TASK REQUIREMENTS: Exact repetition of the whole listing is what this exercise asks for.

----- RECORDS FOR PROCESSING

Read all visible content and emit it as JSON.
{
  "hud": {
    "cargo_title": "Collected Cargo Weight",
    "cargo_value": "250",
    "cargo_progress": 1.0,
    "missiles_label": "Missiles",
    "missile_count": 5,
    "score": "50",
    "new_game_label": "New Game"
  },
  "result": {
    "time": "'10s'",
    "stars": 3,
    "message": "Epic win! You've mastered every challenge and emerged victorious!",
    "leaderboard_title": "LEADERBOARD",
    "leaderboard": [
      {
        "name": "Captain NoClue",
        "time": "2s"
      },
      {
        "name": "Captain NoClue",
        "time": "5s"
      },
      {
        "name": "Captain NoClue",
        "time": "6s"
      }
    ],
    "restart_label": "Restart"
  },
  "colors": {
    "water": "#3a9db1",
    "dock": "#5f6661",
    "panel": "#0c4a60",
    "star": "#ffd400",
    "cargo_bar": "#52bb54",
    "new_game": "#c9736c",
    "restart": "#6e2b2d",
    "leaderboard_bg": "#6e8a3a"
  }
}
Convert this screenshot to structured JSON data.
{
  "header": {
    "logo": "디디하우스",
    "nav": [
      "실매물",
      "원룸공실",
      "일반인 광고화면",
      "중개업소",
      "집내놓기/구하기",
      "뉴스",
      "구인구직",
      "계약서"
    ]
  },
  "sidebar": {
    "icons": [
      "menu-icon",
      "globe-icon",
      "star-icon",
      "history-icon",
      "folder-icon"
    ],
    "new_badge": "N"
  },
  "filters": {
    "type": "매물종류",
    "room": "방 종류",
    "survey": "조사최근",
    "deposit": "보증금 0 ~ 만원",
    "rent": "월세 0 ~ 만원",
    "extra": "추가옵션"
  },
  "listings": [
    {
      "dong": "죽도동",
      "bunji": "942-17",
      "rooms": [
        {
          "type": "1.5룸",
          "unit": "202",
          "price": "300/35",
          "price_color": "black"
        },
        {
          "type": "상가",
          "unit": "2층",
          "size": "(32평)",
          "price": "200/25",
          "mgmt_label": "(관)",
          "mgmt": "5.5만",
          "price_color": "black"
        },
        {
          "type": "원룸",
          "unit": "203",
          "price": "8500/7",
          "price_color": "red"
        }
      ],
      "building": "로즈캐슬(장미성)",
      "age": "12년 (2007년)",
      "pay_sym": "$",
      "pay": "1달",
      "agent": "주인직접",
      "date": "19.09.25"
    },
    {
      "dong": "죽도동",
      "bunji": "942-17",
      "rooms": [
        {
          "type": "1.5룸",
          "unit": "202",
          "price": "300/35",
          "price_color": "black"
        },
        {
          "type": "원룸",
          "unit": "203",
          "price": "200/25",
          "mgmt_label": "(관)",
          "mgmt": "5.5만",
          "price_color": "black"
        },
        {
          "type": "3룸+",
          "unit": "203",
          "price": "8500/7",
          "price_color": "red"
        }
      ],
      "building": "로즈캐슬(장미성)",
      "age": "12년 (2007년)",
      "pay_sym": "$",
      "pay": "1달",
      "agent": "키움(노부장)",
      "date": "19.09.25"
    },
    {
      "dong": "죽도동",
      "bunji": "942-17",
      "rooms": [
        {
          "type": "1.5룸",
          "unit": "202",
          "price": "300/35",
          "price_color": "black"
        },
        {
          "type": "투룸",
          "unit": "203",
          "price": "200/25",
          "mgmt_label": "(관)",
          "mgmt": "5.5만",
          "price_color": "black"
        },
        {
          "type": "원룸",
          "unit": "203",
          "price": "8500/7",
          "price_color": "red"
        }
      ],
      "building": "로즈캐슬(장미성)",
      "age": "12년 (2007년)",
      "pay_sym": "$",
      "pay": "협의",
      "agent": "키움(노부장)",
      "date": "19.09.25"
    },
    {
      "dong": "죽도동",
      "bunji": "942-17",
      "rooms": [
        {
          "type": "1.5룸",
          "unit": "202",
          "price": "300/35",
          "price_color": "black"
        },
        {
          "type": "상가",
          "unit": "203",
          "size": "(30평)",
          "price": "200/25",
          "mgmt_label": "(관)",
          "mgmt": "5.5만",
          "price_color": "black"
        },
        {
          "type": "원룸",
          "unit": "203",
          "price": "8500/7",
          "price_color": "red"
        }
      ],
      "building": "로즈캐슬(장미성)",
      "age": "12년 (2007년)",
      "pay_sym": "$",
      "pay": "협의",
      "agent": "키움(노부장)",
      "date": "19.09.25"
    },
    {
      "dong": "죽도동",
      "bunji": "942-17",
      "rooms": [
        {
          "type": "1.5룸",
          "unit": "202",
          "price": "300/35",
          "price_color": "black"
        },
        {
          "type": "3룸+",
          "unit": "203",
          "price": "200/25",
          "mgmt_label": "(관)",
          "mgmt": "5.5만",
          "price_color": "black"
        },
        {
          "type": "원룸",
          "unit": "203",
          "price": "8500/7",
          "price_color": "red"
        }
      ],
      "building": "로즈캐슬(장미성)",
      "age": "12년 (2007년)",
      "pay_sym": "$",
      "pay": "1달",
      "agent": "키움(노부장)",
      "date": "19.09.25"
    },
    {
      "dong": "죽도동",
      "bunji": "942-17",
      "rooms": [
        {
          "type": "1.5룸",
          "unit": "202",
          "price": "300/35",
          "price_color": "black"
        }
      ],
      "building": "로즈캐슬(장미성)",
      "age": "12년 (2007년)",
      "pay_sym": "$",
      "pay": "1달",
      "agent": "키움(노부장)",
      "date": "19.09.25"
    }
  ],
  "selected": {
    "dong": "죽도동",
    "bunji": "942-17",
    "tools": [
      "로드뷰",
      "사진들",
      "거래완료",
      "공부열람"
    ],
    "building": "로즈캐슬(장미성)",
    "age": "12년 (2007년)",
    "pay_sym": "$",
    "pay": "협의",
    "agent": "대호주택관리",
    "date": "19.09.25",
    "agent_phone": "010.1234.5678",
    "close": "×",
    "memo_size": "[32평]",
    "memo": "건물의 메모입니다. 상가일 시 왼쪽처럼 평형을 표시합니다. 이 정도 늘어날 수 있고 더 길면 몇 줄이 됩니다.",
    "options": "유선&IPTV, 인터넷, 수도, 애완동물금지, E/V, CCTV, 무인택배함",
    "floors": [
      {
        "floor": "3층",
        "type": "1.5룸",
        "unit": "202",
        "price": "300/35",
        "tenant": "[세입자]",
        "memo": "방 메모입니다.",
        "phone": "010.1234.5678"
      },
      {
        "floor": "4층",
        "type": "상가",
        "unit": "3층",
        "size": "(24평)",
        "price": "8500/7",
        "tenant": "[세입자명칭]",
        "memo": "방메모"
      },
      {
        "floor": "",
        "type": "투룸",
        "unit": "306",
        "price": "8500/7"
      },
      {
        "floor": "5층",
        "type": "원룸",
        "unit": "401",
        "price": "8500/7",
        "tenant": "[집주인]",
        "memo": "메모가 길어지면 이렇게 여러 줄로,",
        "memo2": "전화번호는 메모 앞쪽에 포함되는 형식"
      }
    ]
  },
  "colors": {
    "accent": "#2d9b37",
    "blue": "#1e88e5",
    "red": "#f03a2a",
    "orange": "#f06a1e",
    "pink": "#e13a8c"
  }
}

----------

WRITTEN RESPONSE:
Read all visible content and emit it as JSON.
{
  "hud": {
    "cargo_title": "Collected Cargo Weight",
    "cargo_value": "250",
    "cargo_progress": 1.0,
    "missiles_label": "Missiles",
    "missile_count": 5,
    "score": "50",
    "new_game_label": "New Game"
  },
  "result": {
    "time": "'10s'",
    "stars": 3,
    "message": "Epic win! You've mastered every challenge and emerged victorious!",
    "leaderboard_title": "LEADERBOARD",
    "leaderboard": [
      {
        "name": "Captain NoClue",
        "time": "2s"
      },
      {
        "name": "Captain NoClue",
        "time": "5s"
      },
      {
        "name": "Captain NoClue",
        "time": "6s"
      }
    ],
    "restart_label": "Restart"
  },
  "colors": {
    "water": "#3a9db1",
    "dock": "#5f6661",
    "panel": "#0c4a60",
    "star": "#ffd400",
    "cargo_bar": "#52bb54",
    "new_game": "#c9736c",
    "restart": "#6e2b2d",
    "leaderboard_bg": "#6e8a3a"
  }
}
Convert this screenshot to structured JSON data.
{
  "header": {
    "logo": "디디하우스",
    "nav": [
      "실매물",
      "원룸공실",
      "일반인 광고화면",
      "중개업소",
      "집내놓기/구하기",
      "뉴스",
      "구인구직",
      "계약서"
    ]
  },
  "sidebar": {
    "icons": [
      "menu-icon",
      "globe-icon",
      "star-icon",
      "history-icon",
      "folder-icon"
    ],
    "new_badge": "N"
  },
  "filters": {
    "type": "매물종류",
    "room": "방 종류",
    "survey": "조사최근",
    "deposit": "보증금 0 ~ 만원",
    "rent": "월세 0 ~ 만원",
    "extra": "추가옵션"
  },
  "listings": [
    {
      "dong": "죽도동",
      "bunji": "942-17",
      "rooms": [
        {
          "type": "1.5룸",
          "unit": "202",
          "price": "300/35",
          "price_color": "black"
        },
        {
          "type": "상가",
          "unit": "2층",
          "size": "(32평)",
          "price": "200/25",
          "mgmt_label": "(관)",
          "mgmt": "5.5만",
          "price_color": "black"
        },
        {
          "type": "원룸",
          "unit": "203",
          "price": "8500/7",
          "price_color": "red"
        }
      ],
      "building": "로즈캐슬(장미성)",
      "age": "12년 (2007년)",
      "pay_sym": "$",
      "pay": "1달",
      "agent": "주인직접",
      "date": "19.09.25"
    },
    {
      "dong": "죽도동",
      "bunji": "942-17",
      "rooms": [
        {
          "type": "1.5룸",
          "unit": "202",
          "price": "300/35",
          "price_color": "black"
        },
        {
          "type": "원룸",
          "unit": "203",
          "price": "200/25",
          "mgmt_label": "(관)",
          "mgmt": "5.5만",
          "price_color": "black"
        },
        {
          "type": "3룸+",
          "unit": "203",
          "price": "8500/7",
          "price_color": "red"
        }
      ],
      "building": "로즈캐슬(장미성)",
      "age": "12년 (2007년)",
      "pay_sym": "$",
      "pay": "1달",
      "agent": "키움(노부장)",
      "date": "19.09.25"
    },
    {
      "dong": "죽도동",
      "bunji": "942-17",
      "rooms": [
        {
          "type": "1.5룸",
          "unit": "202",
          "price": "300/35",
          "price_color": "black"
        },
        {
          "type": "투룸",
          "unit": "203",
          "price": "200/25",
          "mgmt_label": "(관)",
          "mgmt": "5.5만",
          "price_color": "black"
        },
        {
          "type": "원룸",
          "unit": "203",
          "price": "8500/7",
          "price_color": "red"
        }
      ],
      "building": "로즈캐슬(장미성)",
      "age": "12년 (2007년)",
      "pay_sym": "$",
      "pay": "협의",
      "agent": "키움(노부장)",
      "date": "19.09.25"
    },
    {
      "dong": "죽도동",
      "bunji": "942-17",
      "rooms": [
        {
          "type": "1.5룸",
          "unit": "202",
          "price": "300/35",
          "price_color": "black"
        },
        {
          "type": "상가",
          "unit": "203",
          "size": "(30평)",
          "price": "200/25",
          "mgmt_label": "(관)",
          "mgmt": "5.5만",
          "price_color": "black"
        },
        {
          "type": "원룸",
          "unit": "203",
          "price": "8500/7",
          "price_color": "red"
        }
      ],
      "building": "로즈캐슬(장미성)",
      "age": "12년 (2007년)",
      "pay_sym": "$",
      "pay": "협의",
      "agent": "키움(노부장)",
      "date": "19.09.25"
    },
    {
      "dong": "죽도동",
      "bunji": "942-17",
      "rooms": [
        {
          "type": "1.5룸",
          "unit": "202",
          "price": "300/35",
          "price_color": "black"
        },
        {
          "type": "3룸+",
          "unit": "203",
          "price": "200/25",
          "mgmt_label": "(관)",
          "mgmt": "5.5만",
          "price_color": "black"
        },
        {
          "type": "원룸",
          "unit": "203",
          "price": "8500/7",
          "price_color": "red"
        }
      ],
      "building": "로즈캐슬(장미성)",
      "age": "12년 (2007년)",
      "pay_sym": "$",
      "pay": "1달",
      "agent": "키움(노부장)",
      "date": "19.09.25"
    },
    {
      "dong": "죽도동",
      "bunji": "942-17",
      "rooms": [
        {
          "type": "1.5룸",
          "unit": "202",
          "price": "300/35",
          "price_color": "black"
        }
      ],
      "building": "로즈캐슬(장미성)",
      "age": "12년 (2007년)",
      "pay_sym": "$",
      "pay": "1달",
      "agent": "키움(노부장)",
      "date": "19.09.25"
    }
  ],
  "selected": {
    "dong": "죽도동",
    "bunji": "942-17",
    "tools": [
      "로드뷰",
      "사진들",
      "거래완료",
      "공부열람"
    ],
    "building": "로즈캐슬(장미성)",
    "age": "12년 (2007년)",
    "pay_sym": "$",
    "pay": "협의",
    "agent": "대호주택관리",
    "date": "19.09.25",
    "agent_phone": "010.1234.5678",
    "close": "×",
    "memo_size": "[32평]",
    "memo": "건물의 메모입니다. 상가일 시 왼쪽처럼 평형을 표시합니다. 이 정도 늘어날 수 있고 더 길면 몇 줄이 됩니다.",
    "options": "유선&IPTV, 인터넷, 수도, 애완동물금지, E/V, CCTV, 무인택배함",
    "floors": [
      {
        "floor": "3층",
        "type": "1.5룸",
        "unit": "202",
        "price": "300/35",
        "tenant": "[세입자]",
        "memo": "방 메모입니다.",
        "phone": "010.1234.5678"
      },
      {
        "floor": "4층",
        "type": "상가",
        "unit": "3층",
        "size": "(24평)",
        "price": "8500/7",
        "tenant": "[세입자명칭]",
        "memo": "방메모"
      },
      {
        "floor": "",
        "type": "투룸",
        "unit": "306",
        "price": "8500/7"
      },
      {
        "floor": "5층",
        "type": "원룸",
        "unit": "401",
        "price": "8500/7",
        "tenant": "[집주인]",
        "memo": "메모가 길어지면 이렇게 여러 줄로,",
        "memo2": "전화번호는 메모 앞쪽에 포함되는 형식"
      }
    ]
  },
  "colors": {
    "accent": "#2d9b37",
    "blue": "#1e88e5",
    "red": "#f03a2a",
    "orange": "#f06a1e",
    "pink": "#e13a8c"
  }
}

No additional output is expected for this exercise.